If there is anything to be said for the trend of rescuing lost ‘classics’, it is that occasionally a book is unearthed whose uncommon prescience was unknowable in its own time. And Termush (1967), this slim and unsettling parable by Sven Holm, is nothing if not prescient.
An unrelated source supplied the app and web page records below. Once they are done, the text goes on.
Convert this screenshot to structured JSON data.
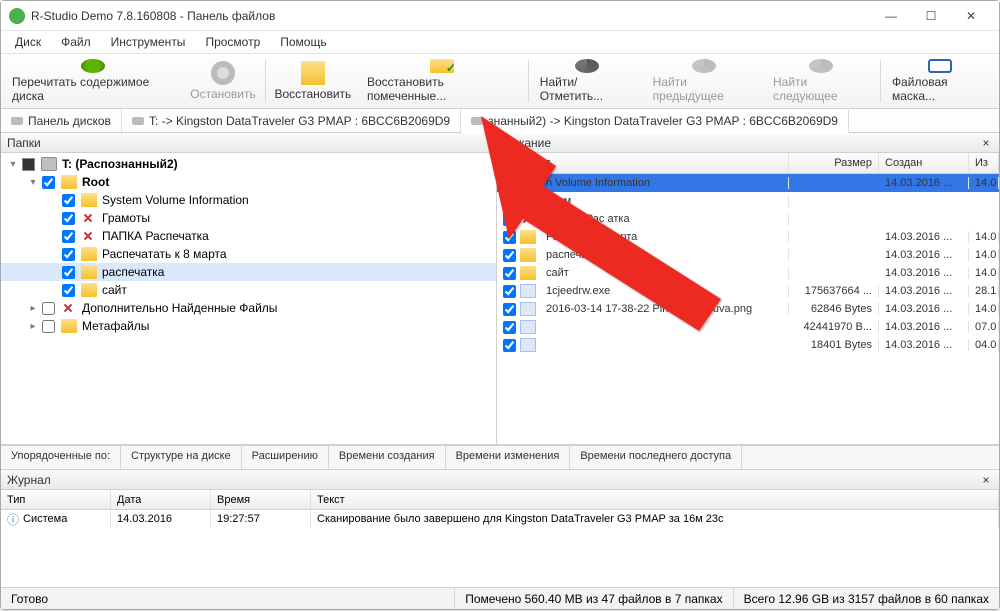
{
  "window": {
    "title": "R-Studio Demo 7.8.160808 - Панель файлов"
  },
  "menu": [
    "Диск",
    "Файл",
    "Инструменты",
    "Просмотр",
    "Помощь"
  ],
  "toolbar": [
    {
      "id": "reload",
      "label": "Перечитать содержимое диска",
      "enabled": true
    },
    {
      "id": "stop",
      "label": "Остановить",
      "enabled": false
    },
    {
      "id": "recover",
      "label": "Восстановить",
      "enabled": true
    },
    {
      "id": "recovermk",
      "label": "Восстановить помеченные...",
      "enabled": true
    },
    {
      "id": "find",
      "label": "Найти/Отметить...",
      "enabled": true
    },
    {
      "id": "findprev",
      "label": "Найти предыдущее",
      "enabled": false
    },
    {
      "id": "findnext",
      "label": "Найти следующее",
      "enabled": false
    },
    {
      "id": "filemask",
      "label": "Файловая маска...",
      "enabled": true
    }
  ],
  "tabs": [
    {
      "label": "Панель дисков"
    },
    {
      "label": "T: -> Kingston DataTraveler G3 PMAP : 6BCC6B2069D9"
    },
    {
      "label": "знанный2) -> Kingston DataTraveler G3 PMAP : 6BCC6B2069D9"
    }
  ],
  "left_pane": {
    "title": "Папки",
    "root_label": "T: (Распознанный2)",
    "nodes": [
      {
        "label": "Root",
        "indent": 1,
        "checked": true,
        "bold": true,
        "icon": "folder",
        "expander": "open"
      },
      {
        "label": "System Volume Information",
        "indent": 2,
        "checked": true,
        "icon": "folder"
      },
      {
        "label": "Грамоты",
        "indent": 2,
        "checked": true,
        "icon": "redx"
      },
      {
        "label": "ПАПКА Распечатка",
        "indent": 2,
        "checked": true,
        "icon": "redx"
      },
      {
        "label": "Распечатать к 8 марта",
        "indent": 2,
        "checked": true,
        "icon": "folder"
      },
      {
        "label": "распечатка",
        "indent": 2,
        "checked": true,
        "icon": "folder",
        "selected": true
      },
      {
        "label": "сайт",
        "indent": 2,
        "checked": true,
        "icon": "folder"
      },
      {
        "label": "Дополнительно Найденные Файлы",
        "indent": 1,
        "checked": false,
        "icon": "redx",
        "expander": "closed"
      },
      {
        "label": "Метафайлы",
        "indent": 1,
        "checked": false,
        "icon": "folder",
        "expander": "closed"
      }
    ]
  },
  "right_pane": {
    "title": "ержание",
    "columns": {
      "name": "Имя",
      "size": "Размер",
      "created": "Создан",
      "mod": "Из"
    },
    "rows": [
      {
        "name": "n Volume Information",
        "size": "",
        "created": "14.03.2016 ...",
        "mod": "14.0",
        "icon": "folder",
        "selected": true
      },
      {
        "name": "Грам",
        "size": "",
        "created": "",
        "mod": "",
        "icon": "redx"
      },
      {
        "name": "ПАПКА Рас       атка",
        "size": "",
        "created": "",
        "mod": "",
        "icon": "redx"
      },
      {
        "name": "Распечатать к    рта",
        "size": "",
        "created": "14.03.2016 ...",
        "mod": "14.0",
        "icon": "folder"
      },
      {
        "name": "распечатка",
        "size": "",
        "created": "14.03.2016 ...",
        "mod": "14.0",
        "icon": "folder"
      },
      {
        "name": "сайт",
        "size": "",
        "created": "14.03.2016 ...",
        "mod": "14.0",
        "icon": "folder"
      },
      {
        "name": "1cjeedrw.exe",
        "size": "175637664 ...",
        "created": "14.03.2016 ...",
        "mod": "28.1",
        "icon": "file"
      },
      {
        "name": "2016-03-14 17-38-22 Piriform Recuva.png",
        "size": "62846 Bytes",
        "created": "14.03.2016 ...",
        "mod": "14.0",
        "icon": "file"
      },
      {
        "name": " ",
        "size": "42441970 B...",
        "created": "14.03.2016 ...",
        "mod": "07.0",
        "icon": "file",
        "blur": true
      },
      {
        "name": " ",
        "size": "18401 Bytes",
        "created": "14.03.2016 ...",
        "mod": "04.0",
        "icon": "file",
        "blur": true
      }
    ]
  },
  "sort_tabs": [
    "Упорядоченные по:",
    "Структуре на диске",
    "Расширению",
    "Времени создания",
    "Времени изменения",
    "Времени последнего доступа"
  ],
  "journal": {
    "title": "Журнал",
    "columns": {
      "type": "Тип",
      "date": "Дата",
      "time": "Время",
      "text": "Текст"
    },
    "rows": [
      {
        "type": "Система",
        "date": "14.03.2016",
        "time": "19:27:57",
        "text": "Сканирование было завершено для Kingston DataTraveler G3 PMAP за 16м 23с"
      }
    ]
  },
  "status": {
    "ready": "Готово",
    "marked": "Помечено 560.40 MB из 47 файлов в 7 папках",
    "total": "Всего 12.96 GB из 3157 файлов в 60 папках"
  }
}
Its setting is a luxury coastal resort in the wake of nuclear apocalypse (today, one only has to think of Peter Thiel and other billionaire preppers to recognise the prohibitive price of a ‘commodity called survival’ in the event of mass extinction). And the style—a kind of affectless recounting of the brute facts—captures the simultaneous experience of crippling terror with benumbing ennui that is so familiar in our time. When their immense privilege is threatened by the discovery of desperate survivors (‘strangers’) from beyond the edges of their bubble, a conflict grows among the guests of Termush. The form it takes—a struggle between a faceless, technocratic hotel management trying to quell their fears, and a rogue, demagogic chairman trying to play on them—resembles the political dynamic of the last decade almost exactly.
Prescience is one thing, but if Termush proves itself worthy of saving, it is for something more timeless; namely the penetrating force of its vision, where cracks in the facade of civilisation seem ‘suddenly to reveal the innermost, vulnerable marrow… the sensitive growth tissue, the chalk, the iron, the blood.’
Words: Diarmuid McGreal